Spring is here and all around the central coast gardeners and farmers are enjoying the early signs of what summer will bring. This is also the time of year that the hops vines start poking out of the ground. Come August many of them will be 10-15 feet long, bursting with fragrant cones, ready to add flavor and aroma to beer. If you don’t already have a hops plant in your yard (for home brewers, this is highly encouraged, even a modest container will do), Santa Cruz’s local organic home brew cooperative, Seven Bridges, is now selling several popular varieties of rhizomes such as Cascade, Chinook and Nugget.
But did you know that Santa Cruz county has its very own local hops varietal? Although it’s not for sale, the McGrath hops have been growing in Santa Cruz County since the late 1800’s. George McGrath was one of a handful of farmers that were growing hops in the late 1800’s-early 1900’s. This particular variety was grown on his property and at the time had no formal name – it was dubbed the “McGrath” hop variety many years later in honor of the family business. This variety has acclimated over time to the local climate, actually starting and flowering later than most other varieties – the McGrath will be flowering in late September when most others will be ready for harvest mid-late August. These vines will also get quite a bit longer, 18-30 feet. The cones (flowers) are not too tight and have aromas of pear and apricot, grassy pine and citrus.
You might even be able to spot some of these hops starting to grow soon in south Santa Cruz County at the newly opened Corralitos Brewing Company which has many varieties of hops growing on site including the elusive McGrath hops.
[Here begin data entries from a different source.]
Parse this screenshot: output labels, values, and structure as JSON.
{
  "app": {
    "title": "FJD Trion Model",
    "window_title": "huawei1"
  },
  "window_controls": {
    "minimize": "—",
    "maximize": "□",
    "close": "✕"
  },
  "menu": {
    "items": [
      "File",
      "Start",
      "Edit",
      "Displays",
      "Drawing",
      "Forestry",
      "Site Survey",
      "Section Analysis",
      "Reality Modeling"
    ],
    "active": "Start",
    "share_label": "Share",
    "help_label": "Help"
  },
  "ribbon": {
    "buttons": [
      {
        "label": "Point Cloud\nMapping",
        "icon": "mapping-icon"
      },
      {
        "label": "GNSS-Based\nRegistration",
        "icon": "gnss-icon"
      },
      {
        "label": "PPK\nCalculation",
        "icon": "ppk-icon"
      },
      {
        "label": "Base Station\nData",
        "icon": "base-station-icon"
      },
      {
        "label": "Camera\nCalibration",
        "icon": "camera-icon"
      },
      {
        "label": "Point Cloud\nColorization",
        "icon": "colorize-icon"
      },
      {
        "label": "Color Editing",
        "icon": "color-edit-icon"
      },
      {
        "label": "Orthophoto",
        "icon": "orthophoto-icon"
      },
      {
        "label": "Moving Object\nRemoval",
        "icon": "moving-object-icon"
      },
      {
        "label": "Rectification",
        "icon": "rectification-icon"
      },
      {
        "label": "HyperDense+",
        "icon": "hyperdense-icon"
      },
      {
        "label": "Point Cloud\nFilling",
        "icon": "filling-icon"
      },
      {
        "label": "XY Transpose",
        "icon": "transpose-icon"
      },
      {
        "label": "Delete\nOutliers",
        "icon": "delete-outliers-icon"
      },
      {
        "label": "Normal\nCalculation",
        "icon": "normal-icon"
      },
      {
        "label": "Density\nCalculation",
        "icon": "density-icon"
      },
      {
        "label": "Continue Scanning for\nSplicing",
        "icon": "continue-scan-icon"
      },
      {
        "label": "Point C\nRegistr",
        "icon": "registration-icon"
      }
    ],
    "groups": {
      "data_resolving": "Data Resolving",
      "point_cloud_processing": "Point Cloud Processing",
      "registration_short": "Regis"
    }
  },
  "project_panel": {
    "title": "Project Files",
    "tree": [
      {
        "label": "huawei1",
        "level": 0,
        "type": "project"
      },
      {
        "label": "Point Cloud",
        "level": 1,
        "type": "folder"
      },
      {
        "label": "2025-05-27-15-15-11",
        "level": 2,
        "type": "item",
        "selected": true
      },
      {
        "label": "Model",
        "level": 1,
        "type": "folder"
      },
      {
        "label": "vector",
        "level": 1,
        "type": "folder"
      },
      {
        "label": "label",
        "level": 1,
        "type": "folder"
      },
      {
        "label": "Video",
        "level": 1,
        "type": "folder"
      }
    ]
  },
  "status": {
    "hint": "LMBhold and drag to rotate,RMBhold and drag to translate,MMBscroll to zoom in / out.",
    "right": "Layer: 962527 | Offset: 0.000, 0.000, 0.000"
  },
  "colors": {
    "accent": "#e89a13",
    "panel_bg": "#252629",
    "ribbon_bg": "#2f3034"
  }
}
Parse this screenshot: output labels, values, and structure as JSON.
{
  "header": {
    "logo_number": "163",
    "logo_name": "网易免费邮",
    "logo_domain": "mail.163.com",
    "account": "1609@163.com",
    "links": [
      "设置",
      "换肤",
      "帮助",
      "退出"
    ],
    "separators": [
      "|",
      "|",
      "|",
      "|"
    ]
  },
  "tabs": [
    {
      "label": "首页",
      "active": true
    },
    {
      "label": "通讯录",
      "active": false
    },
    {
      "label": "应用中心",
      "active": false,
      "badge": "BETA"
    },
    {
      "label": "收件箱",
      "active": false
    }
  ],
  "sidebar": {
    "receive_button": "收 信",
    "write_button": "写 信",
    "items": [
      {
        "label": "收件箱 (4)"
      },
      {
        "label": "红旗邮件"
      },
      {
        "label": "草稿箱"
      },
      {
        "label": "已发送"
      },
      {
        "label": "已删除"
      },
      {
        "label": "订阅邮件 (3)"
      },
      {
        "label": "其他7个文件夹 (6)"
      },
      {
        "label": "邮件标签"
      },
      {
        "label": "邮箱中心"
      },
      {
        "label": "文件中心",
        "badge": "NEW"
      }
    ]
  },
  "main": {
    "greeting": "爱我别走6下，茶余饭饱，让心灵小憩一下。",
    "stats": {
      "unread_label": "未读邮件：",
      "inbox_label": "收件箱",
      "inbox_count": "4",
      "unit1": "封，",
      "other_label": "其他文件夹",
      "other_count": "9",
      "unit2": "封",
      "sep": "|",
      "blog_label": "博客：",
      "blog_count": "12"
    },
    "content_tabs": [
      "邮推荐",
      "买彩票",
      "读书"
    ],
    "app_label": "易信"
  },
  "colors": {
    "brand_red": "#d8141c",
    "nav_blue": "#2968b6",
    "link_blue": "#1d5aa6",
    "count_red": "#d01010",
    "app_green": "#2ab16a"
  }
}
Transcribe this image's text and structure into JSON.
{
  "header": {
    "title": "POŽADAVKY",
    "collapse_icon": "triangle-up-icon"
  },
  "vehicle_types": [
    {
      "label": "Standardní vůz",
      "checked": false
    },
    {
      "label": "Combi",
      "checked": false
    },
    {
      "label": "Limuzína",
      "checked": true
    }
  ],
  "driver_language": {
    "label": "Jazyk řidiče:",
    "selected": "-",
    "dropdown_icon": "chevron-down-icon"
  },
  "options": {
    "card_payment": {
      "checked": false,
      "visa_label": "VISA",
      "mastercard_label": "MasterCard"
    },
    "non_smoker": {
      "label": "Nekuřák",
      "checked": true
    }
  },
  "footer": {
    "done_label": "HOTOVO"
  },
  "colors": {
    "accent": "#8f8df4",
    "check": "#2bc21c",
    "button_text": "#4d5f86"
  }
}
So to celebrate days that are getting longer and warmer, stroll on into one of our many local breweries have a beer and appreciate a crop that has a little known history here in Santa Cruz County.